Tanna flying at Biltmore 2016
Photo by: Becky Pearman

But Biltmore 2016 was unusual. Tanna and Kit were so crazy and almost run-aways. For 35+ miles. Finally, I had to separate for the final loop. Unfortunately, damage had already been done. Tanna had some very intermittent off steps during the final loop. I thought we could get through it, but ended up pulled at the finish for right front lameness.

Summer of 2016 was a lazy summer for Tanna. Mostly rehabbing his right front ankle. He had a few vet appointments, some stall rest, gradual pasture turnout and then short (< 3 mile) rides. Tanna had fun. He enjoyed the rides, but also enjoyed being turned out on pasture.

October 8 was a very bad day. I went out to feed and do horse chores. Serts and Sasha came up immediately. Tanna did not. Short story, he had laid open his right front knee. You can read my previous blog post for more info on that. That post ended with surgery in late December.

Tanna was on stall rest for many weeks after surgery. During the week or two after the surgery, we had his EPM titer levels checked and went ahead and treated him with Protazil. Tanna seemed to get better, but still not as good as we'd like. So 2 months later, we treated him with Marquis, with no discernible improvement.

By this time, Tanna was out of his cast. His knee was healing beautifully, with each weekly vet visit revealing new progress. After the major setback in December, there were no more issues with his knee. We took it very slow and it was 13 or 14 weeks after surgery before he was finally allowed to go around without a bandage.

The knee healed. PT began. 3-4 times a week, I would take Tanna through exercises to help build up his rear end and his knee. He was also allowed more and more space until he was out on 2 acres of pasture for several hours a day. The EPM damage made him fairly unstable in his hindquarters, so we were hoping that PT would retrain his nervous system and his muscles. The PT was a good thing, if time-consuming and frustrating for both Tanna and me. Tanna got stronger. But the kicker was: he wasn't getting better.
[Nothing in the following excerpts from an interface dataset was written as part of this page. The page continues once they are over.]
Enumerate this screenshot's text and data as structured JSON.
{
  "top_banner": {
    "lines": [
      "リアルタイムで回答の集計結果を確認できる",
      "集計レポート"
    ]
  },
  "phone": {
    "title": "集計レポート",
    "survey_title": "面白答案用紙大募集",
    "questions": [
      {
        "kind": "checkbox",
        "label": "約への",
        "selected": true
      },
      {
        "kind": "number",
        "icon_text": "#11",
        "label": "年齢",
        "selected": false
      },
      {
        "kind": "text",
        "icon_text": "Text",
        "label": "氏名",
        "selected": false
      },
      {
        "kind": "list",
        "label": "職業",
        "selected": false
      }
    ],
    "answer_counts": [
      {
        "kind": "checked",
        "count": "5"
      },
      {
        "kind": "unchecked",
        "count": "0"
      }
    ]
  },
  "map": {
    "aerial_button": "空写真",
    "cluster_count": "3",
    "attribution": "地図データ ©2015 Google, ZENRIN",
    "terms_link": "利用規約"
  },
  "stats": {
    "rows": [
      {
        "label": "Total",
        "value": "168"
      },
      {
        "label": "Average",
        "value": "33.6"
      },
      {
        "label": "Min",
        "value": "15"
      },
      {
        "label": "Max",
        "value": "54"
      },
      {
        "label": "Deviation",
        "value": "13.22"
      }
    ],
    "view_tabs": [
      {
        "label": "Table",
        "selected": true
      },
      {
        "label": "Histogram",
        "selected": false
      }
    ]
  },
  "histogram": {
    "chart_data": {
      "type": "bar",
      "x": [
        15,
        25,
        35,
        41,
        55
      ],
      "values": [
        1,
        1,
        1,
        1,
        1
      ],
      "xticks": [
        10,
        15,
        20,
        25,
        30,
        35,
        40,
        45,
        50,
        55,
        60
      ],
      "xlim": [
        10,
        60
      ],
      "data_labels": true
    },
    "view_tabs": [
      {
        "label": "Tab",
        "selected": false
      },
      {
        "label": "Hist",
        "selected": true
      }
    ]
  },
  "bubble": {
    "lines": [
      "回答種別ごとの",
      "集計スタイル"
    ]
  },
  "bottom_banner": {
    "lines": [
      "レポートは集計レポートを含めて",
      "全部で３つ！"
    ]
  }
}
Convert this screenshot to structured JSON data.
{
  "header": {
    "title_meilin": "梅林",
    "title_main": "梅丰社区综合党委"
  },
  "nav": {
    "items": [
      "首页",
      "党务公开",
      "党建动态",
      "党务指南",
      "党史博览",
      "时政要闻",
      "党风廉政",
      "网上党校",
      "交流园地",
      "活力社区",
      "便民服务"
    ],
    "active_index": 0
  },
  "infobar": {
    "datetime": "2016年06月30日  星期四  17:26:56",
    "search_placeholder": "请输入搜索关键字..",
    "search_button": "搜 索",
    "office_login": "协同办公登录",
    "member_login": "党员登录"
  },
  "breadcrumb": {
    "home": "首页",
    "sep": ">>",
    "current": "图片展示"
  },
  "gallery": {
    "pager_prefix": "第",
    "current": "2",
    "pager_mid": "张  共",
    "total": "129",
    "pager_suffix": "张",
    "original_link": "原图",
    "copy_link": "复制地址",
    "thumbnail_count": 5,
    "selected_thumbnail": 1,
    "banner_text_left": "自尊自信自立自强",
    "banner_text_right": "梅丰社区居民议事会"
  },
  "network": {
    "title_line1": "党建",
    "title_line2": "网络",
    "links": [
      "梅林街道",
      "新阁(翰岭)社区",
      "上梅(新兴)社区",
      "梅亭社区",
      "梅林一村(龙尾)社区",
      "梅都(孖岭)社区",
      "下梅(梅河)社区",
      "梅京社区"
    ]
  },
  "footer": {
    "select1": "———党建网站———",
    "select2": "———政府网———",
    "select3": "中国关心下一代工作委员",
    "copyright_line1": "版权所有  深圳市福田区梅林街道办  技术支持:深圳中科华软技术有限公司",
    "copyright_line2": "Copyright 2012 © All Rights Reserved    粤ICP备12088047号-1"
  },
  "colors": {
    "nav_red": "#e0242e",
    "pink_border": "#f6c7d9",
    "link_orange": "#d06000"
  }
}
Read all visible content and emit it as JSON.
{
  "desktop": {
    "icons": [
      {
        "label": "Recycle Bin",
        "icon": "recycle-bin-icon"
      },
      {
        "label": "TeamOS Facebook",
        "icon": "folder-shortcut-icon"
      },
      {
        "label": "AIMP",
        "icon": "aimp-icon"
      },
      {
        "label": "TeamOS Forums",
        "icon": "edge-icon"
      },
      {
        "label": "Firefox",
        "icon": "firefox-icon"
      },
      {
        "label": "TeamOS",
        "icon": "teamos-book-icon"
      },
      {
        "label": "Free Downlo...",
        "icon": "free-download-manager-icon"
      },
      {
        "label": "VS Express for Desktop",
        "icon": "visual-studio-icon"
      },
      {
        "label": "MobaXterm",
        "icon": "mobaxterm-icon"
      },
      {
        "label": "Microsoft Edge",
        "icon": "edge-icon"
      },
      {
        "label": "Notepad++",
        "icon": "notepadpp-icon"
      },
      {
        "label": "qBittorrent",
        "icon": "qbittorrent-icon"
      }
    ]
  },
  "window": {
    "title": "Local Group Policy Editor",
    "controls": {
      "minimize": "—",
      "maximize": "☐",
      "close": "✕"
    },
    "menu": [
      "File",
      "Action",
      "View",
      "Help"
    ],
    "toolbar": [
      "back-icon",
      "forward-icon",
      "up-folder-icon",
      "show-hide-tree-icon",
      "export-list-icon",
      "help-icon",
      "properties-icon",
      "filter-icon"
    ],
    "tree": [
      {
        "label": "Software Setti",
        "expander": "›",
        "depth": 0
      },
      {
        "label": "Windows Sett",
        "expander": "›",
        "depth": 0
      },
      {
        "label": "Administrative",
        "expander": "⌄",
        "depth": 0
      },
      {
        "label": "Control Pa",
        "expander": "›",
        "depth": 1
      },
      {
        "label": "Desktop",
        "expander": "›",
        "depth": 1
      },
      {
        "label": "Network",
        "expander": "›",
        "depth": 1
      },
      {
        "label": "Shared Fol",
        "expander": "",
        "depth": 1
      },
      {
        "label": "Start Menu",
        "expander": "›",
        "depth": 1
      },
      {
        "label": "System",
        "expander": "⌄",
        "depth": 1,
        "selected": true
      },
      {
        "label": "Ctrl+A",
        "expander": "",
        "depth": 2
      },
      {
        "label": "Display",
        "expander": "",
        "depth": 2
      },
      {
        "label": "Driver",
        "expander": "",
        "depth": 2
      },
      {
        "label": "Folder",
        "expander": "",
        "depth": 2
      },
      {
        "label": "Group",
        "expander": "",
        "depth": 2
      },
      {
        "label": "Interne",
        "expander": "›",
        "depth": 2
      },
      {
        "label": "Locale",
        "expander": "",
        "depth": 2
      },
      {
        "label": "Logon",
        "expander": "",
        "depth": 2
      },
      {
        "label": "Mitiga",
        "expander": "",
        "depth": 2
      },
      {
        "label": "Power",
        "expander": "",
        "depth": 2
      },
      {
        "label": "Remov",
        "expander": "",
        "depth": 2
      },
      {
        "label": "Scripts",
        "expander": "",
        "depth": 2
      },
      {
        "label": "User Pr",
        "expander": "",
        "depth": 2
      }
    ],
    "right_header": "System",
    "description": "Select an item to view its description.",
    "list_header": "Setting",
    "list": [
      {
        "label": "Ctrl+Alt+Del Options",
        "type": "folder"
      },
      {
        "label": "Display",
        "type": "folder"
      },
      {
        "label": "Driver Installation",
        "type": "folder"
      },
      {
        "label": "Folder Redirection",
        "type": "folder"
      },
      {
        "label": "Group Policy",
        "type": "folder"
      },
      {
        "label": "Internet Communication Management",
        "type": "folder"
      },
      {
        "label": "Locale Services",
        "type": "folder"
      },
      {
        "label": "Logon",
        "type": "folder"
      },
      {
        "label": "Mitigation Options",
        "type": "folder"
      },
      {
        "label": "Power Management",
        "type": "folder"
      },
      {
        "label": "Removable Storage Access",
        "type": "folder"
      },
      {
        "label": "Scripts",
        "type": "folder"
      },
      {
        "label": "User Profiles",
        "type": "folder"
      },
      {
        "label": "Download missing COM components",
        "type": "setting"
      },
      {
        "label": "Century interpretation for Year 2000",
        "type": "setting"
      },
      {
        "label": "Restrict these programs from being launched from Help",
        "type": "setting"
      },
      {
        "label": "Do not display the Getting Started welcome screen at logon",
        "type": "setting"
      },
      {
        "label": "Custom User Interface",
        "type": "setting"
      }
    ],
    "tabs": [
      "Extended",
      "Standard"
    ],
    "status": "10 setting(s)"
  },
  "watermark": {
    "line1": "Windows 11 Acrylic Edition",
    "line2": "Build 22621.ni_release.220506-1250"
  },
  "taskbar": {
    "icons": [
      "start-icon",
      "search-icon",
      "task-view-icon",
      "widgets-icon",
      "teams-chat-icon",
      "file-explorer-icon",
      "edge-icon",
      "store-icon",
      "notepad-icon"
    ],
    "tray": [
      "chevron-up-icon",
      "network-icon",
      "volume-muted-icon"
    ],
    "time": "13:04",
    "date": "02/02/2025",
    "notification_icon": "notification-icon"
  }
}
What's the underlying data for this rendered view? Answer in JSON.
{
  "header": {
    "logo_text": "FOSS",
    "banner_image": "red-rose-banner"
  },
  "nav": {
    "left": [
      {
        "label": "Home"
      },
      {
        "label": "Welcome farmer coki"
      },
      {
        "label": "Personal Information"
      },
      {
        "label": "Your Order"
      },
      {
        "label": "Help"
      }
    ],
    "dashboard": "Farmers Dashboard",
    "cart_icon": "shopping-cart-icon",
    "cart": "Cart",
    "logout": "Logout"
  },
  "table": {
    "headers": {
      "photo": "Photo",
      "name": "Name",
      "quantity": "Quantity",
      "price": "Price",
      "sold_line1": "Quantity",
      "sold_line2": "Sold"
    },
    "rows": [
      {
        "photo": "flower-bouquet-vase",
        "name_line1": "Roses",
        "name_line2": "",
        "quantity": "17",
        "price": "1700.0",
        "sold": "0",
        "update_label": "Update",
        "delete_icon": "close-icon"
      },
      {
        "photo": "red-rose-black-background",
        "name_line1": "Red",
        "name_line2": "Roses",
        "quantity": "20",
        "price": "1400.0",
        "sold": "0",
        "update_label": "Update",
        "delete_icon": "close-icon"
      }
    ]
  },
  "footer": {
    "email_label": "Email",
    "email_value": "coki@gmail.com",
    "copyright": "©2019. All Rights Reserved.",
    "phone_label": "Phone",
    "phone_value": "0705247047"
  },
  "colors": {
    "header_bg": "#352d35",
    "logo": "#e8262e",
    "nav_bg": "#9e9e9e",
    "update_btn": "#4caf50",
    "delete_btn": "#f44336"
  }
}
That was the most frustrating for me. The time and effort would have been worth it, but I saw no benefit besides strength. Tanna still couldn't hold his right hind leg off the ground long enough to be properly trimmed or even pick out his hoof. He still couldn't stand still, constantly stepping out to the side to catch himself when his hindquarters would lean to the right until it was step out or fall. He still couldn't walk or trot straight. There was just no improvement to the neurological symptoms.

So finally, I took Tanna back to the vet. We decided to do a spinal tap. That test came back negative. Tanna did not have an active EPM outbreak.

So. I'm left with Tanna. As he is. For now. Maybe I could take him to a vet school and have them poke and prod and test and run up even more vet bills. Maybe, just maybe, I could get him better. But probably not. Most likely not. Almost assuredly not.

Serts (28, left) and Tanna (23) out on pasture.

So I've retired my heart horse. To live out the rest of his days on pasture. With his best friend of the last 16 years. I will watch him, take care of him, love him. And treasure every last day I have with him until the time comes to let him go.

Because I'm a data junky. Here are Tanna's stats.

14 seasons starting in 2003
2665 endurance miles
285 limited distance miles
60 completions (90% completion rate)
2 100-mile completions (1 pull)
Countless training miles and hours

While I didn't get a completion for Tanna's last endurance ride, Tanna doesn't know that and he had a blast at his last competition. He gave his all at the first ride, the last and all the ones in between. What a horse.

1 comment:

SabR said...

What a great run you two had, and this won't be the end of your story for sure. I admire your spirit and hope my partner and I can have as successful a partnership as you and your Tanna!